**WORK ITEM:**
Below are records; state how many of their lines hold the word "Video", and give only the figure.

======== DATA PROVIDED

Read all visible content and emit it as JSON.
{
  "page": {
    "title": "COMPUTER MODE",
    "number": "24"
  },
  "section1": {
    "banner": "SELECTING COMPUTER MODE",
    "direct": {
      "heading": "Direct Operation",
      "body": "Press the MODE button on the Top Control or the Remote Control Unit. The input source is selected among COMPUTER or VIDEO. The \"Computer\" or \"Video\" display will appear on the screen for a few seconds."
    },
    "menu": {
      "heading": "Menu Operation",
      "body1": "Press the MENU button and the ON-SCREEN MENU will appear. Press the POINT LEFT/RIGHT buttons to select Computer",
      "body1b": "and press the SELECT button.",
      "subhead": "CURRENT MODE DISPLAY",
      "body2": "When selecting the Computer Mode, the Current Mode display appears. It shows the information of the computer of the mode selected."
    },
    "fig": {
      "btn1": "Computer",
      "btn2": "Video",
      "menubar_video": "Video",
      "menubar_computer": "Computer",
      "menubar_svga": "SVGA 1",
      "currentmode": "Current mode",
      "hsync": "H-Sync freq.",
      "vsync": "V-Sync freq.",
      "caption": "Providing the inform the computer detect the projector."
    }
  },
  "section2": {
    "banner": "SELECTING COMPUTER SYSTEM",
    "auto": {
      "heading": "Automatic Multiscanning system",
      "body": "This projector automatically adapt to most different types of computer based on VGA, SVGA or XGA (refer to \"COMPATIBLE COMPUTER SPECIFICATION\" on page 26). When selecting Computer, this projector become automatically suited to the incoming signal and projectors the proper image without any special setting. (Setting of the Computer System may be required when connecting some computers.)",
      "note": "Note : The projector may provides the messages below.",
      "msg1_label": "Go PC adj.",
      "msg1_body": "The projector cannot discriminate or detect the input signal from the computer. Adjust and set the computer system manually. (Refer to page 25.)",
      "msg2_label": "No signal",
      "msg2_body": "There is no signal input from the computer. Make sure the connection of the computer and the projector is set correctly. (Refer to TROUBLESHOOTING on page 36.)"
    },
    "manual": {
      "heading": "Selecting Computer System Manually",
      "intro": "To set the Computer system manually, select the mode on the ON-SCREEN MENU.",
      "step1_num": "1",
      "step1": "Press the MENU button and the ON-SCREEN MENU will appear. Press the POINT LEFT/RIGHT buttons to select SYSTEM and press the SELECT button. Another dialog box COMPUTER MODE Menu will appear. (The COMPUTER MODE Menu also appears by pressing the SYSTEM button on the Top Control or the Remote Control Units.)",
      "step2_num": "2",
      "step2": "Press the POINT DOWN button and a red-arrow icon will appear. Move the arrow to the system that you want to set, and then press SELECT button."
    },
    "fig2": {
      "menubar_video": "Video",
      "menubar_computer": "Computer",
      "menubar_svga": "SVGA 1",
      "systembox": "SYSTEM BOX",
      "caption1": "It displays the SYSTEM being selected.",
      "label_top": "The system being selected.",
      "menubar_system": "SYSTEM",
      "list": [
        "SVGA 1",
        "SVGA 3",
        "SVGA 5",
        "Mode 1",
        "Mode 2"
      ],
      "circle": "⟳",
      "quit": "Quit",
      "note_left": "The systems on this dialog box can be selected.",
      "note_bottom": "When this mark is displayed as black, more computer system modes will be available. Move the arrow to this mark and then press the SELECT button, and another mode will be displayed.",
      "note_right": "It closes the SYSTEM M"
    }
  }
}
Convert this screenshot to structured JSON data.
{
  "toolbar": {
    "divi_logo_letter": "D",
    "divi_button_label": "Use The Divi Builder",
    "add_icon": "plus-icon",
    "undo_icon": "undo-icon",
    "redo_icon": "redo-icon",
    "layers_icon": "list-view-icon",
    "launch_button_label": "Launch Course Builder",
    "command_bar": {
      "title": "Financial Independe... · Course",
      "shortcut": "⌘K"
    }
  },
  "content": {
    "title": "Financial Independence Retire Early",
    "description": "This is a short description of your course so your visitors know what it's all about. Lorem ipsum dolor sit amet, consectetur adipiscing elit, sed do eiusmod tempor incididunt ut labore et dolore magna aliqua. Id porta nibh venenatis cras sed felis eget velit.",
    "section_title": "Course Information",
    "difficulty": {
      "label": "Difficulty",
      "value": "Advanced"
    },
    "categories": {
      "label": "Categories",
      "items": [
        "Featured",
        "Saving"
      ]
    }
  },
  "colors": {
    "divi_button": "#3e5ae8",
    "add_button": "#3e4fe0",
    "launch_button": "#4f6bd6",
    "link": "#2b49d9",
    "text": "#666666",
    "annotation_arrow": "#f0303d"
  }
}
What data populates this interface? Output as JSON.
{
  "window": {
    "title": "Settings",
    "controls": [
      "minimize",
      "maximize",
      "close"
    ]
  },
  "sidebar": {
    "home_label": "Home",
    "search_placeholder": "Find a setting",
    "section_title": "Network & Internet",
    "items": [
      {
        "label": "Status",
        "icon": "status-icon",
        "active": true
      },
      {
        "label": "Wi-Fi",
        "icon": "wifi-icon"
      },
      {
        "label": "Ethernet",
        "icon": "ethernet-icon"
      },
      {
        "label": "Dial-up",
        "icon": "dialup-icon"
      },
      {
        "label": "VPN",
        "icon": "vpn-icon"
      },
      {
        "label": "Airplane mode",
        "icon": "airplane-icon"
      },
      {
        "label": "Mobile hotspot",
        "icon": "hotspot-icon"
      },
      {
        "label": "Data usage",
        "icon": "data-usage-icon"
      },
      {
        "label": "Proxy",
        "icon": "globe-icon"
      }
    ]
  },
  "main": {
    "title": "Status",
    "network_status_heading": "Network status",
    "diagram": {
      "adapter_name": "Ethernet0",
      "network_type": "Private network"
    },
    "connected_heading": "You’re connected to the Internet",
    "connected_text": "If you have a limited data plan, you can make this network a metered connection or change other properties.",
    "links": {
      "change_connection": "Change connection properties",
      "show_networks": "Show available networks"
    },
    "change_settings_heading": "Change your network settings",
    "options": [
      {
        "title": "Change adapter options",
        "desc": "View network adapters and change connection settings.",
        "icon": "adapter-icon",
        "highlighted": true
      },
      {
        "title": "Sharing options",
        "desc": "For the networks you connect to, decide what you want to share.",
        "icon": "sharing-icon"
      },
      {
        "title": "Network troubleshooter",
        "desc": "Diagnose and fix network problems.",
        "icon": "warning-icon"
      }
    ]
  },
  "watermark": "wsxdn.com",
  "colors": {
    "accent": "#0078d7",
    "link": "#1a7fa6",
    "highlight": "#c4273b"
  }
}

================

**WRITTEN RESPONSE:**
4